Problem to solve = Report the count of lines containing the word "OPEN" in the entries below, and nothing more.

Information supplied =
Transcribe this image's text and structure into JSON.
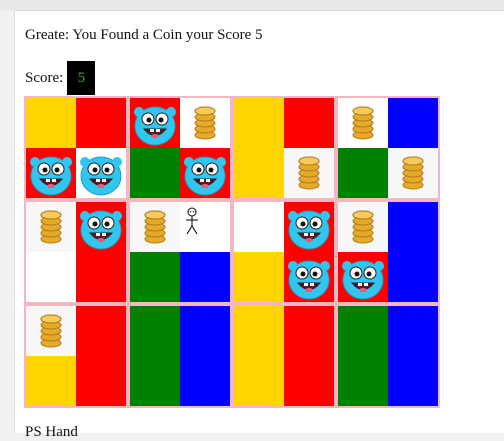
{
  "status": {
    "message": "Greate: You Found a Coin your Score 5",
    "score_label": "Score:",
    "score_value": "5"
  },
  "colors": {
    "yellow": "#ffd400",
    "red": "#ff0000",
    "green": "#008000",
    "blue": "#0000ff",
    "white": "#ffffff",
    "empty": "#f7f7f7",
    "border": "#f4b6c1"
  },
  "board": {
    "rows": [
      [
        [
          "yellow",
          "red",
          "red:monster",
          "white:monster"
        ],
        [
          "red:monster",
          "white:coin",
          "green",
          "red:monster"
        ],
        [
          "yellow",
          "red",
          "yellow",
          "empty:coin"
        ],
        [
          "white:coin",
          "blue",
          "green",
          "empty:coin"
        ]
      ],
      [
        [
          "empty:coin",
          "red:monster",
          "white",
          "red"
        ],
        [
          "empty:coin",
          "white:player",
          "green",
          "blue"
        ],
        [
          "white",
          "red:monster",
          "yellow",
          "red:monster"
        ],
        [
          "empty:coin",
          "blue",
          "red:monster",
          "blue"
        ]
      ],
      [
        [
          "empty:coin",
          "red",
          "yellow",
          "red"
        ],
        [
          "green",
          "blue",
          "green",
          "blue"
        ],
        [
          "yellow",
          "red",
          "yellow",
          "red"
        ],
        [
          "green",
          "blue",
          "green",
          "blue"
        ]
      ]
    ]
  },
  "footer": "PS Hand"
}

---

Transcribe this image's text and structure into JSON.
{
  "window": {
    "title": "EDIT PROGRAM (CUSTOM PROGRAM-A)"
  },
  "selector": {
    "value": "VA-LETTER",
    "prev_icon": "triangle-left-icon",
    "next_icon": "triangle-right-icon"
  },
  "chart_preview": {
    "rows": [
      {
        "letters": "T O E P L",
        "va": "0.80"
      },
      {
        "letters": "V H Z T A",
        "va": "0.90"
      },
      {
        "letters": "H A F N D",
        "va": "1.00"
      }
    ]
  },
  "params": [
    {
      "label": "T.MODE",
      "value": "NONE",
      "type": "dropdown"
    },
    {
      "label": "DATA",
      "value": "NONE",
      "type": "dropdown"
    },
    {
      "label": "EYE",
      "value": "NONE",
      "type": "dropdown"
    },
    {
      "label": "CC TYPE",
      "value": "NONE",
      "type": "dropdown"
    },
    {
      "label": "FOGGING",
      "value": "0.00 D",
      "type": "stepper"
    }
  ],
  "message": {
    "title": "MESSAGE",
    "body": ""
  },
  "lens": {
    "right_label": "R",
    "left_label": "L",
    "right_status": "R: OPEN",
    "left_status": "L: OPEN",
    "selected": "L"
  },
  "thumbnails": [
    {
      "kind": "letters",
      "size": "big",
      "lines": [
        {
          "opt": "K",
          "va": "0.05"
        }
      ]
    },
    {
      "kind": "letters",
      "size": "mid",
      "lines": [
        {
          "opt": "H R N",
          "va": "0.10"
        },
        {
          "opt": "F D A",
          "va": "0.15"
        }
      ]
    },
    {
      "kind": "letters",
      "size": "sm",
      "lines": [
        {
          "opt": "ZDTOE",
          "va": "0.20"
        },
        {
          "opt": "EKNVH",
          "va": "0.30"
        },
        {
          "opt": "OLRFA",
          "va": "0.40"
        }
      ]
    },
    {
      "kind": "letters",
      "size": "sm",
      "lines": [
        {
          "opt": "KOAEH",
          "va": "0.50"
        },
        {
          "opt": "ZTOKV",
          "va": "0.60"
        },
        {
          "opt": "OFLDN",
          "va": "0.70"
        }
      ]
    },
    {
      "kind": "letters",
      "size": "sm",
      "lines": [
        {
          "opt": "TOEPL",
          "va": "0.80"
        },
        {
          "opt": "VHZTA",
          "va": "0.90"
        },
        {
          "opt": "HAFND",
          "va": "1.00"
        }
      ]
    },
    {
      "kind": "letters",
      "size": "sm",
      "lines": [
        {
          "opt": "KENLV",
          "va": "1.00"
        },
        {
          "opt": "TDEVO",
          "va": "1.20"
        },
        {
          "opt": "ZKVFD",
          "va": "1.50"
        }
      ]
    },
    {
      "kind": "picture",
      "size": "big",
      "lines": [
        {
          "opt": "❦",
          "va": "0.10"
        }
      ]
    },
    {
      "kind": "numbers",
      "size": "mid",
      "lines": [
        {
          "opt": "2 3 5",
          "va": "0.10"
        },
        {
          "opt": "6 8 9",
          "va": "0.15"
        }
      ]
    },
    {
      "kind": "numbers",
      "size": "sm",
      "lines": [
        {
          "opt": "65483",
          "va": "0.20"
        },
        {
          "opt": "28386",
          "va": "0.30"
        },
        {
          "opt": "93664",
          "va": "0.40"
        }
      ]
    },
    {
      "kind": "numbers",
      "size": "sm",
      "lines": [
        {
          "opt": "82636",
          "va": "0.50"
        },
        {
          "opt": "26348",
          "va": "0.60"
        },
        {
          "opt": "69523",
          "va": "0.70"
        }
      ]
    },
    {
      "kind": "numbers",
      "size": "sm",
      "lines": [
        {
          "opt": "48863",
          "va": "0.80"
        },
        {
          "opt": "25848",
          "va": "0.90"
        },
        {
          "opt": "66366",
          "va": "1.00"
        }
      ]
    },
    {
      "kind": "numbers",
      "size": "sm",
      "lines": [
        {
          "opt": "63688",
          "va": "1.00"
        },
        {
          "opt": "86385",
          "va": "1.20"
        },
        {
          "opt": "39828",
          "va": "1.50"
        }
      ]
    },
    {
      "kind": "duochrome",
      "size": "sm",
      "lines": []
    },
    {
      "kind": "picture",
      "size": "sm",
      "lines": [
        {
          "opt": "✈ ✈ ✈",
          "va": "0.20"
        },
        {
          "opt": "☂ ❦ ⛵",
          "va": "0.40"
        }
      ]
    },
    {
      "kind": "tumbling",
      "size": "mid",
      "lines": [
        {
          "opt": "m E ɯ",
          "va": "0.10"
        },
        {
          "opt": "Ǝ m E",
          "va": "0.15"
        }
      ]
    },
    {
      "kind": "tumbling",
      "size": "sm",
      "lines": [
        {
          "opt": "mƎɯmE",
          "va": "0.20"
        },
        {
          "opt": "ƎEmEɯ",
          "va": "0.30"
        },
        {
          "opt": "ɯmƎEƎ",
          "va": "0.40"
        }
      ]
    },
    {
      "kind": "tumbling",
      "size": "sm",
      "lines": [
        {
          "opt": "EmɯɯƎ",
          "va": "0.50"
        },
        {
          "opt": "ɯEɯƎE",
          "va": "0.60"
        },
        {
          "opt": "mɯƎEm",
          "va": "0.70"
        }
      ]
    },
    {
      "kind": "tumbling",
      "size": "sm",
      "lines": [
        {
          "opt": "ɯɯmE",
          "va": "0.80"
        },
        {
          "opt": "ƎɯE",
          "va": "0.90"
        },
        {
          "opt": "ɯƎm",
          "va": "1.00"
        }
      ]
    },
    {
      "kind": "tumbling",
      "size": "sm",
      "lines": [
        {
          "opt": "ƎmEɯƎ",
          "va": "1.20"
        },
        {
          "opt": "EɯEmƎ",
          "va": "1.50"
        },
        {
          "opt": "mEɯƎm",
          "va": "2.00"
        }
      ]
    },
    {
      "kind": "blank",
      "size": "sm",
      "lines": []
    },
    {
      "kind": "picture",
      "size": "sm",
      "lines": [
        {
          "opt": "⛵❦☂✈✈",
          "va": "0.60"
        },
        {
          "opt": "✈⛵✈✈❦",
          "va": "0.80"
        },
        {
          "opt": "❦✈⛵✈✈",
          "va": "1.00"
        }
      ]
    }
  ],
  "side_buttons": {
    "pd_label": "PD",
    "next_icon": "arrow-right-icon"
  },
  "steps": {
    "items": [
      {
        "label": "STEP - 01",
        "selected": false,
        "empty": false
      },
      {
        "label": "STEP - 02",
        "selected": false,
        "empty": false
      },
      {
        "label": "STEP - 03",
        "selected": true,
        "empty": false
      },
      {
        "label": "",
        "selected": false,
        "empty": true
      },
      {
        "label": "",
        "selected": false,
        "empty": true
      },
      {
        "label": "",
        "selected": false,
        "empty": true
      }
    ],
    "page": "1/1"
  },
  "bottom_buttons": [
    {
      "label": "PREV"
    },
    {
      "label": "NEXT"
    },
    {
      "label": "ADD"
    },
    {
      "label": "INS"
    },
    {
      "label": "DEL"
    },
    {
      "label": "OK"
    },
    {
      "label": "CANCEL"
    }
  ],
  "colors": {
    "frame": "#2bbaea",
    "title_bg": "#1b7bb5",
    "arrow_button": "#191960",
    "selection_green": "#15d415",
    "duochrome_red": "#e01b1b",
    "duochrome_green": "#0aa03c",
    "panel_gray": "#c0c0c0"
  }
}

Output for this exercise = 2